Llorens’ conspiracy to commit grand theft charge has an enhancement of stealing more than $200,000. She could face a maximum sentence of five years in prison. Her plea deal guarantees that she will be sentenced to 180 days in jail, serve three years of probation and pay restitution.
Judge Scott Steffen scheduled Llorens to return to court Dec. 5 to be formally sentenced. But her sentencing could be postponed until the prosecution against Pontillo and Davis has concluded.
Pontillo is charged with conspiracy to kidnap for the purpose of extortion, conspiracy to commit grand theft and violating state insurance regulations.
Davis is charged with conspiracy to commit grand theft, perjury and violating state insurance regulations.

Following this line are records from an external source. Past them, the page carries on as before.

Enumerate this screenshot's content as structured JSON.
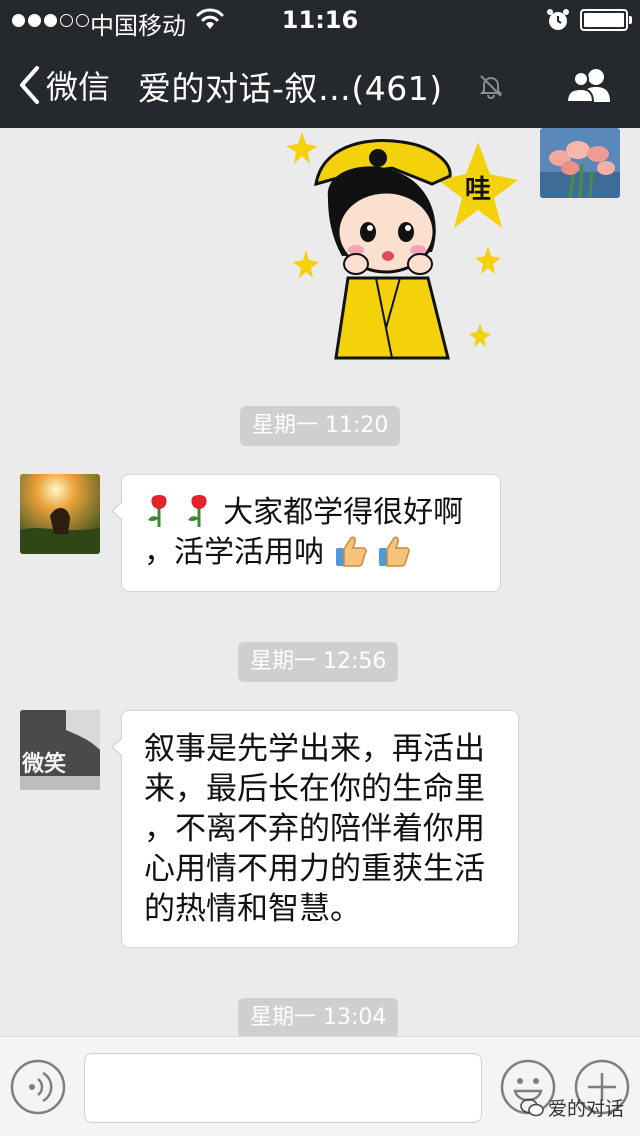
{
  "status_bar": {
    "carrier": "中国移动",
    "time": "11:16"
  },
  "nav": {
    "back_label": "微信",
    "title": "爱的对话-叙…(461)"
  },
  "messages": {
    "sticker_text": "哇",
    "timestamp_1": "星期一 11:20",
    "msg_1_line1": "大家都学得很好啊",
    "msg_1_line2": "，活学活用呐",
    "timestamp_2": "星期一 12:56",
    "msg_2_lines": [
      "叙事是先学出来，再活出",
      "来，最后长在你的生命里",
      "，不离不弃的陪伴着你用",
      "心用情不用力的重获生活",
      "的热情和智慧。"
    ],
    "avatar_2_text": "微笑",
    "timestamp_3": "星期一 13:04"
  },
  "watermark": "爱的对话",
  "colors": {
    "nav_bg": "#25292d",
    "chat_bg": "#ebebeb",
    "timestamp_bg": "#cfcfcf"
  },
  "icons": {
    "back": "chevron-left-icon",
    "mute": "mute-icon",
    "people": "people-icon",
    "voice": "voice-icon",
    "emoji": "emoji-icon",
    "plus": "plus-icon"
  }
}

Authorities have said Llorens and Pontillo were responsible for handcuffing the clients and threatening them at the Yosemite Boulevard business from 2006 to 2008. Six people believed to have been victims are listed in court documents.
The scheme was for the sole purpose of extorting a bail bond “premium debt,” or additional payment, state investigators have said. The clients who could not make the payments were sent back to jail without cause, investigators said.
According to the investigators, Pontillo, Llorens and Davis conspired from 2006 to 2010 to defraud the county of money owed or soon to be owed under the bail forfeiture process.
The investigators said the defendants submitted bonds to the county to falsely represent that a fugitive of the court had been apprehended. Llorens and Davis were charged with perjury, accused of trying to further the scheme.
Pontillo’s trial is scheduled to start Monday in Stanislaus Superior Court. Davis is scheduled to return to court Oct. 3 for a pretrial hearing.